Your aim is to increase lift and ground cover. To achieve this, push him on with your legs and then relax them, so he knows that he can move forwards. Keep your outside rein consistent, too – don’t give it away.
You’ll feel activity throughout his body, like you’re being thrown upwards from the saddle a little bit more than normal with the power from his stride. He should grow through his withers and shoulders. Avoid pushing him too far out of his usual pace, because you’ll push him out of balance.
To shorten his stride, sit back a little bit and deep into the saddle. Use the inside rein to soften him, and prevent him tensing and tightening through his neck. You’re aiming for a feeling of compression while still remaining relaxed. He’ll cover less ground, but you are still aiming for him to stay high through his shoulders and not fall onto his forehand, and the rhythm shouldn’t change.
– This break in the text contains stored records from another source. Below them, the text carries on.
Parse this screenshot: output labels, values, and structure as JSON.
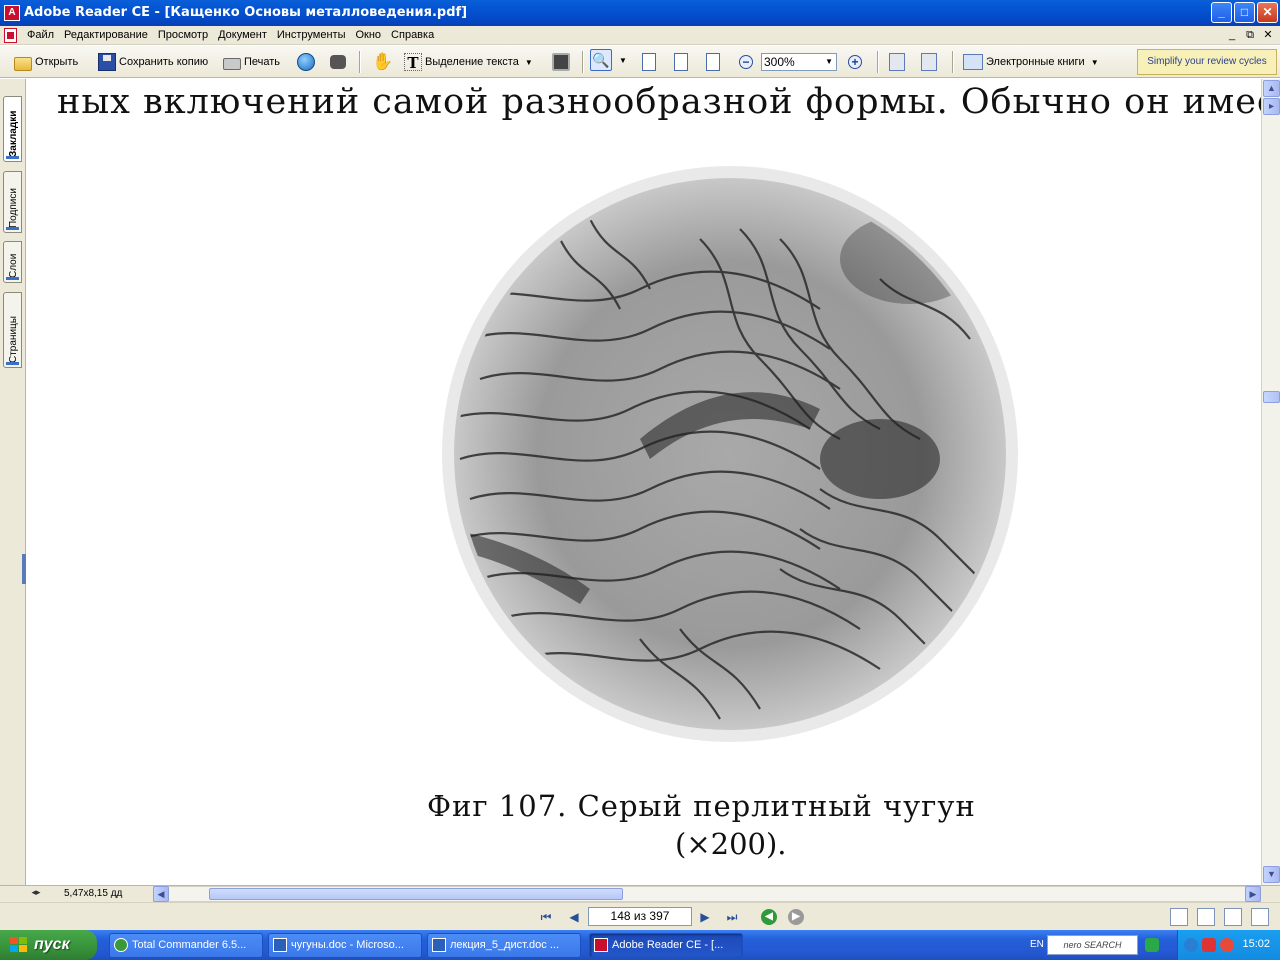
{
  "window": {
    "title": "Adobe Reader CE - [Кащенко Основы металловедения.pdf]",
    "app_icon_label": "A",
    "controls": {
      "minimize": "_",
      "maximize": "□",
      "close": "✕"
    }
  },
  "menubar": {
    "items": [
      "Файл",
      "Редактирование",
      "Просмотр",
      "Документ",
      "Инструменты",
      "Окно",
      "Справка"
    ],
    "mdi_controls": {
      "minimize": "_",
      "restore": "⧉",
      "close": "✕"
    }
  },
  "toolbar": {
    "open_label": "Открыть",
    "save_copy_label": "Сохранить копию",
    "print_label": "Печать",
    "select_text_label": "Выделение текста",
    "zoom_value": "300%",
    "ebooks_label": "Электронные книги",
    "promo_label": "Simplify your review cycles",
    "zoom_out_symbol": "−",
    "zoom_in_symbol": "+",
    "zoom_tool_symbol": "🔍"
  },
  "nav_tabs": [
    "Закладки",
    "Подписи",
    "Слои",
    "Страницы"
  ],
  "document": {
    "top_line": "ных включений самой разнообразной формы. Обычно он имеет ф",
    "caption_line1": "Фиг  107. Серый  перлитный  чугун",
    "caption_line2": "(×200)."
  },
  "status": {
    "page_size": "5,47x8,15 дд",
    "page_indicator": "148 из 397",
    "first_page": "⏮",
    "prev_page": "◀",
    "next_page": "▶",
    "last_page": "⏭",
    "back": "◀",
    "forward": "▶"
  },
  "taskbar": {
    "start_label": "пуск",
    "tasks": [
      {
        "label": "Total Commander 6.5...",
        "color": "#3a9a3a"
      },
      {
        "label": "чугуны.doc - Microso...",
        "color": "#2b5fb8"
      },
      {
        "label": "лекция_5_дист.doc ...",
        "color": "#2b5fb8"
      },
      {
        "label": "Adobe Reader CE - [...",
        "color": "#c8102e"
      }
    ],
    "language": "EN",
    "search_label": "nero SEARCH",
    "clock": "15:02"
  },
  "colors": {
    "titlebar": "#0453d1",
    "chrome": "#ece9d8",
    "taskbar": "#2560d8",
    "start": "#37923a",
    "promo_bg": "#f7f0b8"
  }
}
Problem: He hollows and resists
If you bring him back to a steadier pace and he hollows through his back, ride a 10-metre circle in his normal rhythm to encourage him to relax again. He should feel loose in his frame, stay in the contact consistently, and keep the rhythm, balance, lift and cadence in the stride. If he doesn’t feel like he’s got those elements, ride a circle and try again.
- Develop an adjustable stride
- Encourage better self-carriage
- Prevent him falling onto the forehand
If your horse is very green or if you’re still working on his straightness, avoid this exercise because you can upset his natural rhythm. Instead, use lots of transitions, focusing on keeping him light in the reins and responsive to your leg aids.
Quarters-in to shoulder-fore
Pick up canter, ensuring that he’s balanced and responsive. Ride quarters-in from M to B. At B, straighten his body and ride a 10-metre circle in canter. Then ride shoulder-fore from B to F, concentrating on achieving a more uphill canter. Using quarters-in in the canter encourages his hindlegs underneath his body and flexion to the inside.
To make this exercise harder for a more experienced horse, ride travers from M to B and ride shoulder-in on the 10-metre circle. However, watch out for his quarters overtaking his shoulders when performing the quarters-in. If he starts to sidestep, his quarters start to come onto the inside track or he begins to tighten up, ride straight and repeat the circle. Make sure he maintains his rhythm and stays loose or you’ll lose the quality of his canter.
- Encourage flexibility
- Create an uphill movement by lightening the forehand
- Progress to more advanced lateral work
Today’s lesson covered…
- Creating an adjustable stride
- Improving his balance
- Developing better hindleg engagement
- Readjusting the balance of a downhill horse
- Developing better expression and extravagance from his shoulders